When you’re in the pool, your arms are all over the place, meaning you need to work your often-neglected lats, deltoids, and traps. And we know you aren’t targeting those when you’re on a bike or pounding the pavement. Plus, since so much of swimming is about staying balanced and level in the water (while both your arms and legs are moving, mind you), swimming helps you develop the deep stabilizing muscles in your core and lower back that women often miss.
A heated pool relaxes muscles, increasing flexibility and enabling important stretching. Also, after intense lactic-acid-building endurance workouts (running, cycling, weights), an easy swim helps flush out toxins preventing muscle tightness and soreness the following day.
Swimming not only boosts cardiovascular capacity while increasing muscle strength, but it also gives your body a break from higher-impact activities like basketball, running, and weightlifting. By creating a balanced workout routine, athletes avoid injury by allowing their body time to heal, while not forgoing daily training sessions.
Great for general wellbeing
Just 30 minutes of swimming three times a week alongside a balanced, healthy diet and lifestyle is one of the best ways to stay fit and healthy and maintain a positive mental outlook.
People who consistently swim strenuously enough to be out of breath when they finish and elevate their heart rate do burn calories and lose weight. The key is to push yourself a bit.
No matter what your fitness level, the general benefits of swimming are yours to go out and grab and make your own.
Swimming is one of the most effective ways to burn calories. A gentle swim can burn over 200 calories in just half an hour, more than double that of walking. And a faster swim would see that indulgent chocolate bar gone quicker than if you went running or cycling.

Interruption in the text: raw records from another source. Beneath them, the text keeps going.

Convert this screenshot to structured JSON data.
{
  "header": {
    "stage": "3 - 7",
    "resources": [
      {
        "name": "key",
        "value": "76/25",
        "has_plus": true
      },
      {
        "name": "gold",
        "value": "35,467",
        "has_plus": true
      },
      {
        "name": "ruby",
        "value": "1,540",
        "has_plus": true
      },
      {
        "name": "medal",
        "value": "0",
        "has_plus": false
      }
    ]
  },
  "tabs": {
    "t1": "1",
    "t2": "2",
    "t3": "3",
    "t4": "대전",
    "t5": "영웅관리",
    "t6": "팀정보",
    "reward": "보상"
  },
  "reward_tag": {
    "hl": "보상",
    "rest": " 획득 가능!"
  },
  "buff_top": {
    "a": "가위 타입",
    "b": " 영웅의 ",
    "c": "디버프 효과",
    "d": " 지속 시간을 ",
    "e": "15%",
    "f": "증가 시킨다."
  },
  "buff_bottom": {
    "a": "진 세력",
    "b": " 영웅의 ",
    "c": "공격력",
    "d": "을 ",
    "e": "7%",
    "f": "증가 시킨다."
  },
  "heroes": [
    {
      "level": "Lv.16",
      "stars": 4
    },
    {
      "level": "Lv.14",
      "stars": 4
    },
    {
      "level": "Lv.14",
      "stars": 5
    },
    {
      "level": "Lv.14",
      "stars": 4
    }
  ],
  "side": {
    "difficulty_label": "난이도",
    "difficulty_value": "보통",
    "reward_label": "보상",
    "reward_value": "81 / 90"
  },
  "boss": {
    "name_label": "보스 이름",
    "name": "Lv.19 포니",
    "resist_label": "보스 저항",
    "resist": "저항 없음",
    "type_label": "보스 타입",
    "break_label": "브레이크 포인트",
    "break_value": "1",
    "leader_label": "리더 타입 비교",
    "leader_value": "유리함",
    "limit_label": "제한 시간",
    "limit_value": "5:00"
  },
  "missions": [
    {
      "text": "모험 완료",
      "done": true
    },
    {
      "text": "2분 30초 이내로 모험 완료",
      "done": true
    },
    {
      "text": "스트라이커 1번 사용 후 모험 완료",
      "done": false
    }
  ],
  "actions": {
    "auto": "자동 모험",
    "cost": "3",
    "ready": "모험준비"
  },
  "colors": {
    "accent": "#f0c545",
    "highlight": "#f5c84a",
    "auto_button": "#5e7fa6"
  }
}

De-stresses and relaxes
Swimming regularly can lower stress levels, reduce anxiety and depression, and improve your sleep patterns. Feeling the mental benefits of swimming takes just a light swim. No lane pounding needed.
Lowers the risk of diseases.
As well as being a great form of cardiovascular exercise, swimming just 30 minutes a week can help to guard against heart disease, stroke and type 2 diabetes.
It’s Easy on the Impact
The low impact means swimming is a great workout for injured athletes, who need to take it easy on their joints. But it may also mean more results: You can swim at higher intensities on a regular basis without feeling wear and tear on your body.
Anyone Can Do It
Whether you’re recovering from an injury, pregnant (Walton has trained women in the pool on their due dates), a new mom, or an Ironman competitor, swimming can give you a great workout (um, as long as you—you know—know how to swim). You control the pace, intensity, and what you get out of every session, he says.
Swimming Turns Back the Clock
Regular swimmers are biologically 20 years younger than their driver’s licenses say they are, according to research from Indiana University. Scientists say that, even up until your 70th birthday, swimming affects blood pressure, cholesterol levels, cardiovascular performance, central nervous system health, cognitive functioning, muscle mass, and blood chemistry to be much more similar to that of your younger self. Who needs night cream?
Swimming Makes You Smarter
Blood flow to the brain increased by up to 14 percent when men submerged themselves in water up to their hearts, according to a Journal of Physiology study. Researchers believe water’s pressure on the chest cavity may have something to do with it, and they are now studying whether water-based workouts improve blood flow to the brain better than do land-based ones. Stay tuned.
Swimming has branched out from the darkened, indoor community pools of yesteryear. Many new health club chains offer clean lap pools, and local communities are finding renewed interest in outdoor facilities during the summer months. Seek out available natatoriums in your area and if you are able, locate a natural body of water (lake, ocean, pond, or quarry) and explore the joys of open-water swimming.